**** STUDY MATERIAL ****

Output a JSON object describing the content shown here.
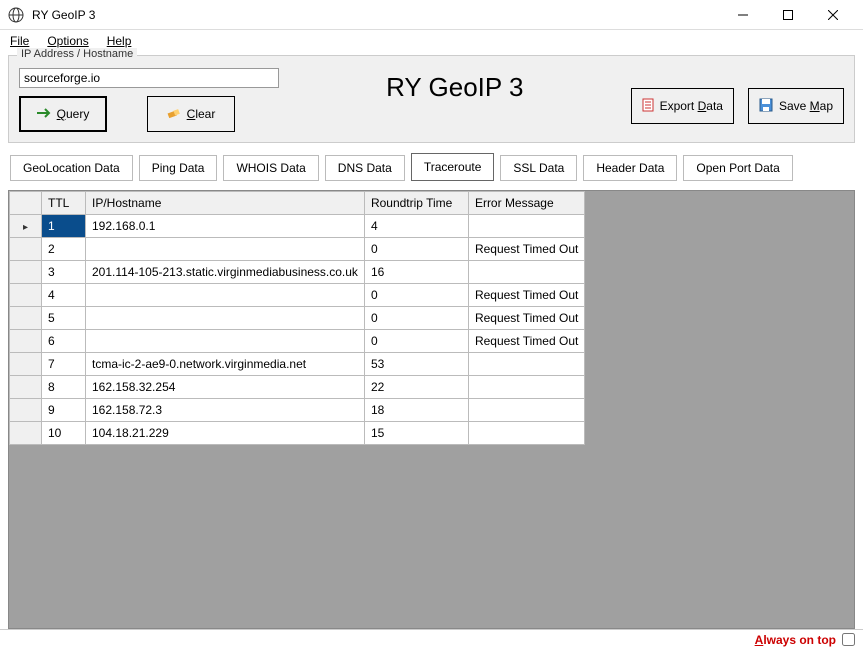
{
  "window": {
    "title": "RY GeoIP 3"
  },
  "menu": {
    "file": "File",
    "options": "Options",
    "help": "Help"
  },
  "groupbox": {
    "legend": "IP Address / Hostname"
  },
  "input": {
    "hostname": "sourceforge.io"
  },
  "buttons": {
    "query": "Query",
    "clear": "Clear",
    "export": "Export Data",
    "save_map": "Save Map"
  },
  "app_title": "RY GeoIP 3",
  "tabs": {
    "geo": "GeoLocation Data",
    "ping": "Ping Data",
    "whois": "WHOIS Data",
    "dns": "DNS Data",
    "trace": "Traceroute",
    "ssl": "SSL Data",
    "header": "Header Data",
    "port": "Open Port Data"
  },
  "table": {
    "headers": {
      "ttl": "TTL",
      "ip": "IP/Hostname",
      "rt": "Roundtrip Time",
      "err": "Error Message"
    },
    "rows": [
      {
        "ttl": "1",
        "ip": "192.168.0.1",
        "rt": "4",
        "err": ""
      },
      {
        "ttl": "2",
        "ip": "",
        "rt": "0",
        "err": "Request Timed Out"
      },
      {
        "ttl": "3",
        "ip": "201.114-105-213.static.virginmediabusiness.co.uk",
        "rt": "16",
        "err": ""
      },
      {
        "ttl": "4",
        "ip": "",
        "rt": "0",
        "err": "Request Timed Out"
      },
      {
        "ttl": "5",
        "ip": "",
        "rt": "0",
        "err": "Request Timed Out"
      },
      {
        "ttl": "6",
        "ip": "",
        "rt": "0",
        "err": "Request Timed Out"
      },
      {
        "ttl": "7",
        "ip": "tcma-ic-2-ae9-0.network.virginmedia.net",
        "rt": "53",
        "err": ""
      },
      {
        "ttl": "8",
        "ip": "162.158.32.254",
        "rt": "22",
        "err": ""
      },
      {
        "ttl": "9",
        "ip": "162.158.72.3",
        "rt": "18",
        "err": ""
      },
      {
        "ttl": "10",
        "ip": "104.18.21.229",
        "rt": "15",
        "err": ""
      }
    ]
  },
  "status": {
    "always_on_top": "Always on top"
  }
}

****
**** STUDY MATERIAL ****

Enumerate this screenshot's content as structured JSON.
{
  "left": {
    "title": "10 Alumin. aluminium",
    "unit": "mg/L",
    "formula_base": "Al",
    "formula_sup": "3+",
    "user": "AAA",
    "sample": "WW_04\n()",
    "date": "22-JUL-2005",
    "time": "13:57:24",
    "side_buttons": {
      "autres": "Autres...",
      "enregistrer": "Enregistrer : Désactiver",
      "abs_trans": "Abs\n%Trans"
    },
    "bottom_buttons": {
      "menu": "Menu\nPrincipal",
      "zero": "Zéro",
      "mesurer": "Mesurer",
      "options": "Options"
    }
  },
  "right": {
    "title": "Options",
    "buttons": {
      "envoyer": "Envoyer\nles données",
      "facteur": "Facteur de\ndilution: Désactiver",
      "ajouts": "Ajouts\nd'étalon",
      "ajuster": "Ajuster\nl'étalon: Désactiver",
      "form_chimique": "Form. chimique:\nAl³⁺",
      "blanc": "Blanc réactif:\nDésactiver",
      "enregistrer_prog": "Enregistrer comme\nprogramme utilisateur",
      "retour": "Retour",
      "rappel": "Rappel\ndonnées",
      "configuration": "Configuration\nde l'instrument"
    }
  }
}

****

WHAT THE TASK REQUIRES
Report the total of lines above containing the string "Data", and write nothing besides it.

RESULT OF THE TASK
8